If you visited The Tennessean's "Faith & Values" page on Monday, you saw stories about Mormon girls, the cast of Duck Dynasty talking about their Christian faith, Jim Wallis' book about faith in God, churches dealing with mental health issues, a couple who write hymns, a Lutheran coming to town, the woes of a group that guessed wrong about when Jesus is going to come back, and a bunch of new Catholic saints, not to mention a column from Ray Waddle about Christians and God, a piece by the pastor at Woodmont Christian Church, and a missive from a guy in Williamson County about how God helped him downsize. Plus you can take a quiz about how well you know the Bible. The only story on the page that wasn't explicitly monotheistic and implicitly Christian was about how you can go help clean up the City Cemetery.

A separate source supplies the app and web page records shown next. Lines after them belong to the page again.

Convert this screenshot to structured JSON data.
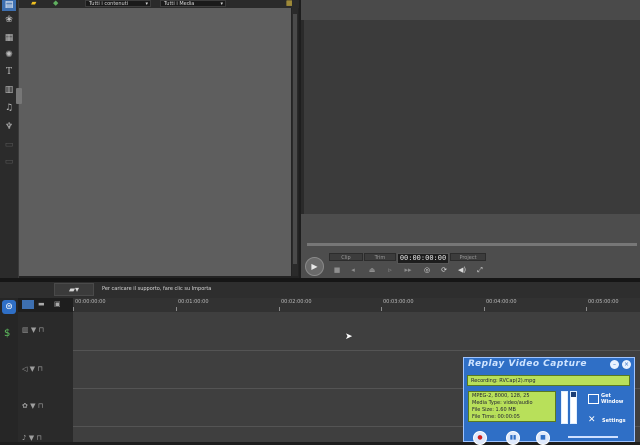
{
  "library": {
    "filter_contents": "Tutti i contenuti",
    "filter_media": "Tutti i Media"
  },
  "preview": {
    "field_left": "Clip",
    "field_mid": "Trim",
    "timecode": "00:00:00:00",
    "field_right": "Project"
  },
  "toolbar": {
    "hint": "Per caricare il supporto, fare clic su Importa"
  },
  "timeline": {
    "ruler": [
      "00:00:00:00",
      "00:01:00:00",
      "00:02:00:00",
      "00:03:00:00",
      "00:04:00:00",
      "00:05:00:00"
    ]
  },
  "capture": {
    "title": "Replay Video Capture",
    "recording": "Recording: RVCap(2).mpg",
    "info": [
      "MPEG-2, 8000, 128, 25",
      "Media Type: video/audio",
      "File Size: 1.60 MB",
      "File Time: 00:00:05"
    ],
    "get_window": "Get Window",
    "settings": "Settings",
    "meter_levels": [
      1.0,
      0.85
    ]
  },
  "colors": {
    "capture_bg": "#2f6fc6",
    "capture_lcd": "#b8e05a"
  },
  "icons": [
    "film-icon",
    "transition-icon",
    "effect-icon",
    "title-icon",
    "overlay-icon",
    "audio-icon",
    "mic-icon",
    "play-icon",
    "folder-icon",
    "cursor-icon"
  ]
}
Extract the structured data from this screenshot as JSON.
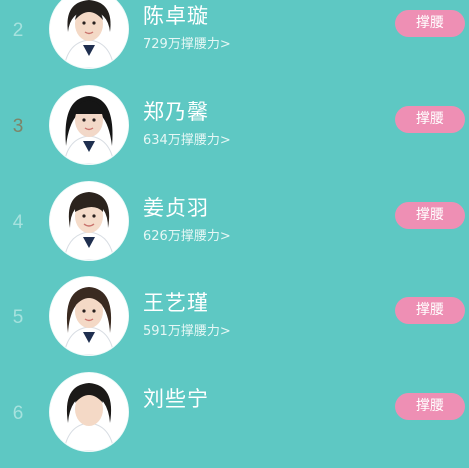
{
  "colors": {
    "background": "#5ec8c3",
    "button": "#ee8fb4",
    "rank_default": "#a6e2de",
    "rank_top3": "#7e8468"
  },
  "ranking": [
    {
      "rank": "2",
      "name": "陈卓璇",
      "score": "729万撑腰力>",
      "button": "撑腰",
      "avatar": "avatar-photo"
    },
    {
      "rank": "3",
      "name": "郑乃馨",
      "score": "634万撑腰力>",
      "button": "撑腰",
      "avatar": "avatar-photo"
    },
    {
      "rank": "4",
      "name": "姜贞羽",
      "score": "626万撑腰力>",
      "button": "撑腰",
      "avatar": "avatar-photo"
    },
    {
      "rank": "5",
      "name": "王艺瑾",
      "score": "591万撑腰力>",
      "button": "撑腰",
      "avatar": "avatar-photo"
    },
    {
      "rank": "6",
      "name": "刘些宁",
      "score": "",
      "button": "撑腰",
      "avatar": "avatar-photo"
    }
  ]
}
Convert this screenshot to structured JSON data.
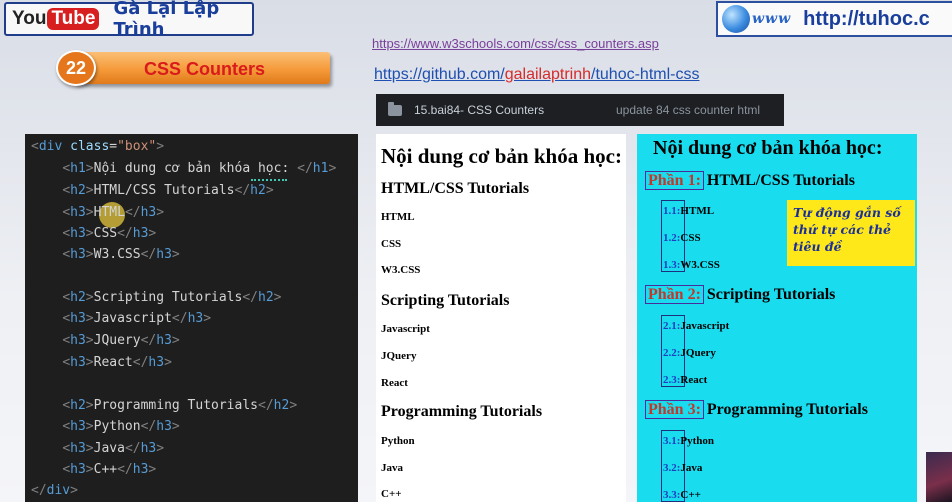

The Tennessean's "Faith & Values" section does a terrible, shameful job of recognizing that there are a lot of Nashvillians who aren't Christian and who still have faiths and values they might want to read about in the paper. I mean, is there not one Jewish or Muslim person in town who had God's help making some major life change? No one at the Nashville Gurudwara has thoughts about God and politics? None of our Buddhists have thoughts about how to help Nashvillians with mental illness? There are no authors at the Sri Ganesha temple who might have books Nashville might want to hear about? No pagans brought anyone interesting to the area recently?
Oh, wait! The pagans did bring interesting people to the area recently. Yes, this past weekend there was a huge pagan shindig out at Montgomery Bell State Park—the annual Pagan Unity Festival. They invited important spiritual figures like Dorothy Morrison and Oberon Zell and interesting authors like Alex Bledsoe and M.R. Sellars.
Why Christians like to watch Duck Dynasty on the TV is not a more important "Faith & Values" story than the big gathering of Middle Tennessee people faith-&-valuing it up in Burns. It's just not. And I say that as someone who loves Duck Dynasty.
I know that every year, Gannett tells The Tennessean they're going to have to do more with less. And it's pretty easy to cover only Christians — after all, we have a lot of big, entrenched Christian institutions that know how to work a press release, and a lot of Christian leaders who are used to jotting off editorials. But The Tennessean is the city's daily paper. It's not just the paper of the Christians.
And, frankly, Christians don't have a monopoly on "Faith & Values." It'd be nice if the daily paper acknowledged that.